      According to legend, "William is recorded in 1206 as curing a case of scrofula by his touching and blessing a child with the ailment whilst at York.[3] William died in Stirling in 1214 and lies buried in Arbroath Abbey. His son, Alexander II, succeeded him as king, reigning from 1214 to 1249.

      Marriage and issue

      Due to the terms of the Treaty of Falaise, Henry II had the right to choose William's bride. As a result, William married Ermengarde de Beaumont, a great-granddaughter of King Henry I of England, at Woodstock Palace in 1186. Edinburgh Castle was her dowry. The marriage was not very successful, and it was many years before she bore him an heir. William and Ermengarde's children were:
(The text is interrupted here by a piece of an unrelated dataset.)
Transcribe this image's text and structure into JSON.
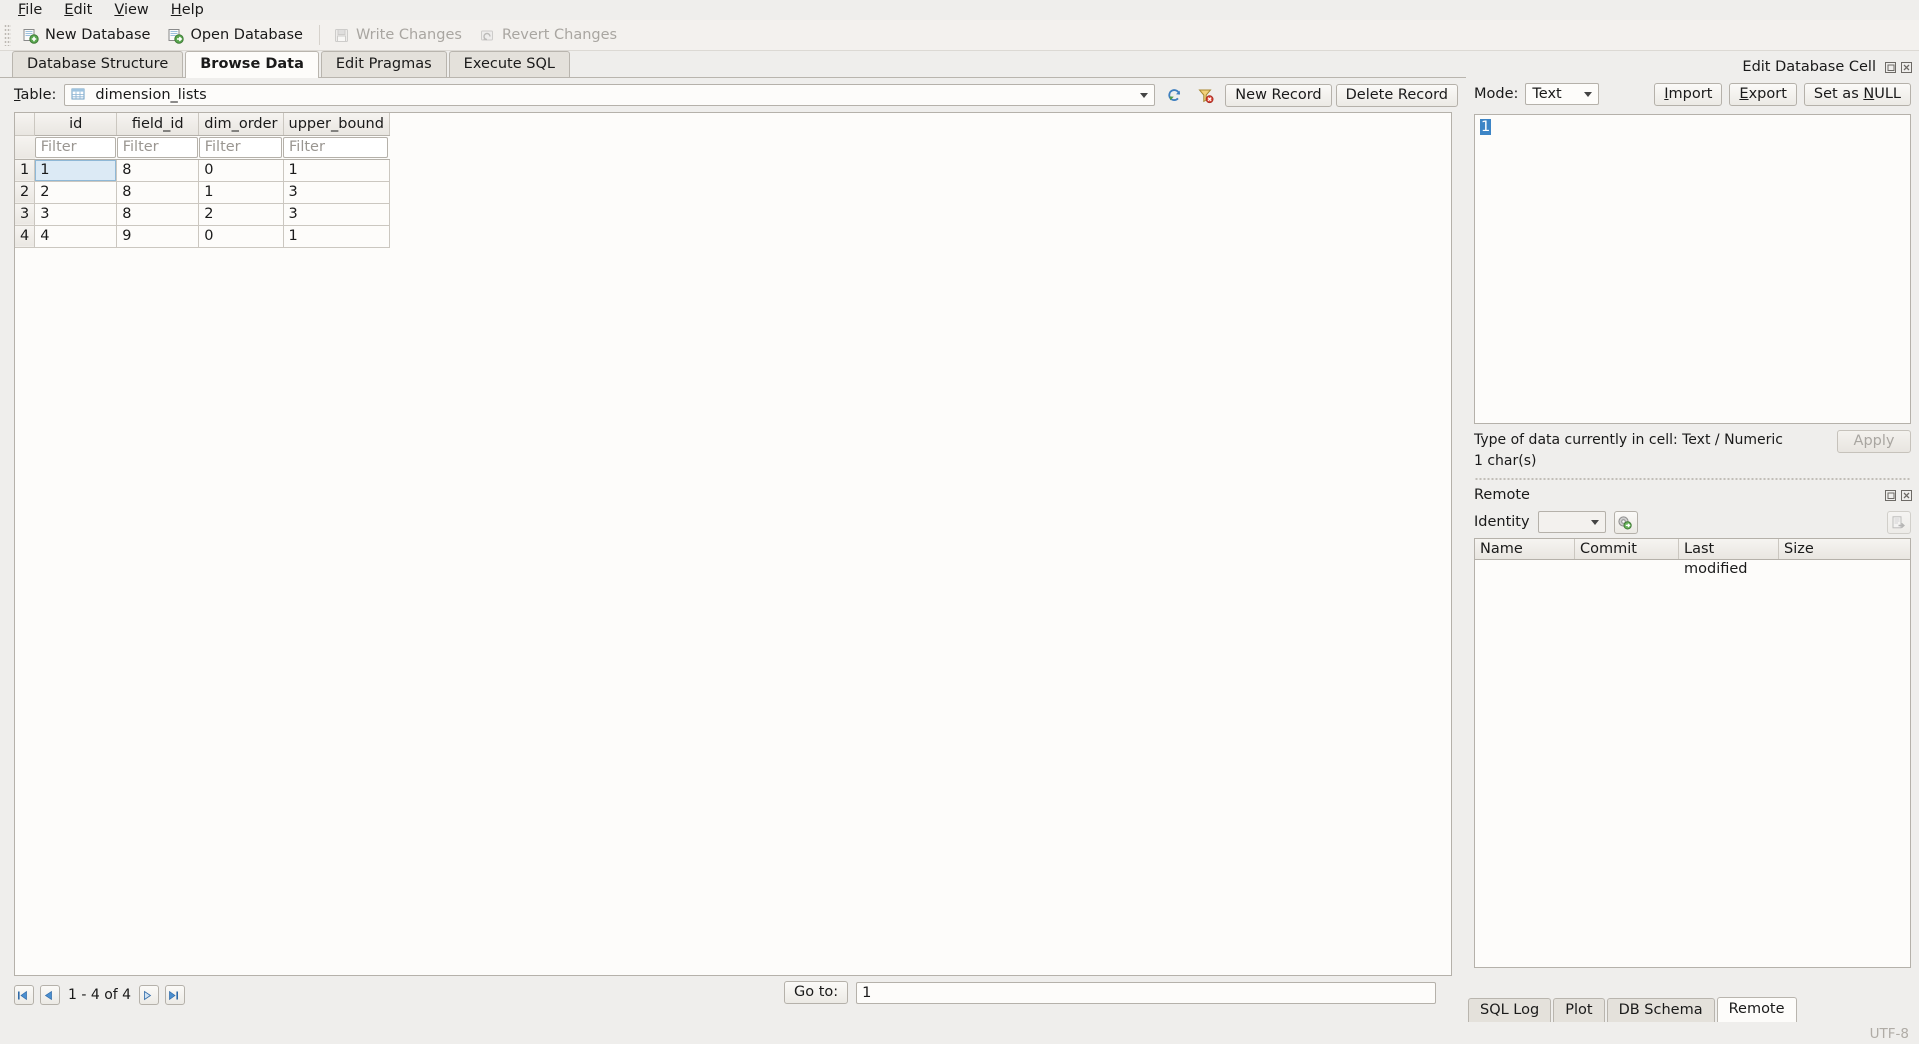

      Margaret (1193–1259), married Hubert de Burgh, 1st Earl of Kent.
      Isabel (1195–1253), married Roger Bigod, 4th Earl of Norfolk and Robert "of Fur Fan" De Ros, Sir Knight and had issue.
      Alexander II of Scotland (1198–1249).
      Marjorie (1200 – 17 November 1244),[4] married Gilbert Marshal, 4th Earl of Pembroke.
      Out of wedlock, William I had numerous children, their descendants being among those who would lay claim to the Scottish crown.

      By an unnamed daughter of Adam de Hythus:

      Margaret, married Eustace de Vesci, Lord of Alnwick.[5]

      By Isabel d'Avenel:

      Robert de London[6]
      Henry de Galightly, father of Patrick Galightly one of the competitors to the crown in 1291[7]
      Ada Fitzwilliam (c.1146-1200), married Patrick I, Earl of Dunbar (1152–1232)[7]
      Aufrica, married William de Say, and whose grandson Roger de Mandeville was one of the competitors to the crown in 1291[7]
      Isabella Mac William married Robert III de Brus then Robert de Ros (died 1227), Magna Carta Suretor[8] [1]

  • Sources 
    1. [S9996] "William the Lion", biography, accessed & downloaded Saturday, November 19th, 2016 by David A. Hennessee, https://en.wik.

    2. [S9970] "William de Warenne, 2nd Earl of Surrey" biography, accessed & downloaded Thurssday, November 17th, 2016 by David A. Hen.

    3. [S9976] "Ada de Warenne" biography, accessed & downloaded Thurssday, November 17th, 2016 by David A. Hennessee, https://en.wikip.

    4. [S9979] "Henry of Scotland" biography, accessed & downloaded Thurssday, November 17th, 2016 by David A. Hennessee, https://en.wi.

    5. [S10737] "Ermengarde de Beaumont" biography, was found, retrieved, uploaded and published March 23rd, 2017 by David A. Hennessee,.

    6. [S9999] "Isabel d'Avenel, Mistress of King William" biography, accessed & downloaded Saturday, November 19th, 2016 by David A. H.